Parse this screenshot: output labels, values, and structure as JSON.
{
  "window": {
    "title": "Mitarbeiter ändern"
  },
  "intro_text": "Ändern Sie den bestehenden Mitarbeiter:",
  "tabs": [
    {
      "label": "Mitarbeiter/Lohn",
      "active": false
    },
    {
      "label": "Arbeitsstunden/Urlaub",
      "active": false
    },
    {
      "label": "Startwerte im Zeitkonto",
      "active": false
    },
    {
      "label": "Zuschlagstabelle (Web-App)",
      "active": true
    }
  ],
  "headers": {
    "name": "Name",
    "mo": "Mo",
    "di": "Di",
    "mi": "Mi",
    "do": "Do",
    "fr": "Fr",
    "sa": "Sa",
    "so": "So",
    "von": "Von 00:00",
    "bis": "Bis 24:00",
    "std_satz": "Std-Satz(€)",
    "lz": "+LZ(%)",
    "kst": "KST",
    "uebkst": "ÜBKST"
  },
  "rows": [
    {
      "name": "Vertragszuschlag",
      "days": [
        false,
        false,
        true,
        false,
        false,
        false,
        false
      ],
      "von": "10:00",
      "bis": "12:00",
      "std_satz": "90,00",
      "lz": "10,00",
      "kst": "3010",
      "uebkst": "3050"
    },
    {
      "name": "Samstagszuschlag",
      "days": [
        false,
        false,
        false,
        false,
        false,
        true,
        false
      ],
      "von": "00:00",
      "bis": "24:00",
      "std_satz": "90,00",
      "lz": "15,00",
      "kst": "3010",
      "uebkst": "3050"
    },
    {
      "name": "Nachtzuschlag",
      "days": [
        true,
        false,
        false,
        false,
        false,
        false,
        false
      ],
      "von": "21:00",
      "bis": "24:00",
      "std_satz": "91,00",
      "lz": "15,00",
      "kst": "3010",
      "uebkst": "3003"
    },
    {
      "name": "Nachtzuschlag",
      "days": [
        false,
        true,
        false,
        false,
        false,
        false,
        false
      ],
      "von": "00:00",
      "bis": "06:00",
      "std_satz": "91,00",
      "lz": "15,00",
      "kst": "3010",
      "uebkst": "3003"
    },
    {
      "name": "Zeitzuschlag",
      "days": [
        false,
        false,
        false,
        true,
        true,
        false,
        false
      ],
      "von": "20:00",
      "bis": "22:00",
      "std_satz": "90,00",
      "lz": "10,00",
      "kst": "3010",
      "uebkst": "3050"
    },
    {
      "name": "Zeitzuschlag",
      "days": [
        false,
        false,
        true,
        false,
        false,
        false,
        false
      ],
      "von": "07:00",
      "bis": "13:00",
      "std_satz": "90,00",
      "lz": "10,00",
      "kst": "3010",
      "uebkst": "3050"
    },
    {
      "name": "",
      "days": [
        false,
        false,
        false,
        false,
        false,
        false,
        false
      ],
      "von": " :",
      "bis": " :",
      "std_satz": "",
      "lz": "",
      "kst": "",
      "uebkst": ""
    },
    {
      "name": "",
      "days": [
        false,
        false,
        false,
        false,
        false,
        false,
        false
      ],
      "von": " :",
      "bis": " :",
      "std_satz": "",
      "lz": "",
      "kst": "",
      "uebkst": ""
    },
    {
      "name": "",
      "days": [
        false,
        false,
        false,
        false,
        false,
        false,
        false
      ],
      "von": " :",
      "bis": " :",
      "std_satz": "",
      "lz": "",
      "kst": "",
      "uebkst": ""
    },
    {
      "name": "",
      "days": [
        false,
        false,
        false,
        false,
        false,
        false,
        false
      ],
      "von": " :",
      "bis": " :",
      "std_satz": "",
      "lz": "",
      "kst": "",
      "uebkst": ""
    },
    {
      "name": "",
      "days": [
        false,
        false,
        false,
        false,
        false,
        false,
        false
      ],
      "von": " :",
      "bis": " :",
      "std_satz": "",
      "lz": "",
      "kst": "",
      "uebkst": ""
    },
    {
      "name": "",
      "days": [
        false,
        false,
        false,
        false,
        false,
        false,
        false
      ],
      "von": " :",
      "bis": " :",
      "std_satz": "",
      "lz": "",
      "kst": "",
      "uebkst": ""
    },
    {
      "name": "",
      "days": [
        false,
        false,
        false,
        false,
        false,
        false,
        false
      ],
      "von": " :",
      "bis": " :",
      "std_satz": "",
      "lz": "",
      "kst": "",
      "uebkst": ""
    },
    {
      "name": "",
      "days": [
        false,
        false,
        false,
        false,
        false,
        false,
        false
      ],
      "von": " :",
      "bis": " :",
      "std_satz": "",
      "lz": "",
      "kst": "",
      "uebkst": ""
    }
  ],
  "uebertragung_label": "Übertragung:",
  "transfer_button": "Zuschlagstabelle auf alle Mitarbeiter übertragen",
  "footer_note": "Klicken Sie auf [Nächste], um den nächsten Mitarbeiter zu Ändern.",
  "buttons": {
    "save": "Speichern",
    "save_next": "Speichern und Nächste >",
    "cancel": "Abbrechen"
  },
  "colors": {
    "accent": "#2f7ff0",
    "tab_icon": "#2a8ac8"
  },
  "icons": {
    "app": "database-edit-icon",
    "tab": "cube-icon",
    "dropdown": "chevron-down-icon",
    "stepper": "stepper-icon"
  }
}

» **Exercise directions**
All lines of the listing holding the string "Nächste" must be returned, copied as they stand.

» **Result for this exercise**
  "footer_note": "Klicken Sie auf [Nächste], um den nächsten Mitarbeiter zu Ändern.",
    "save_next": "Speichern und Nächste >",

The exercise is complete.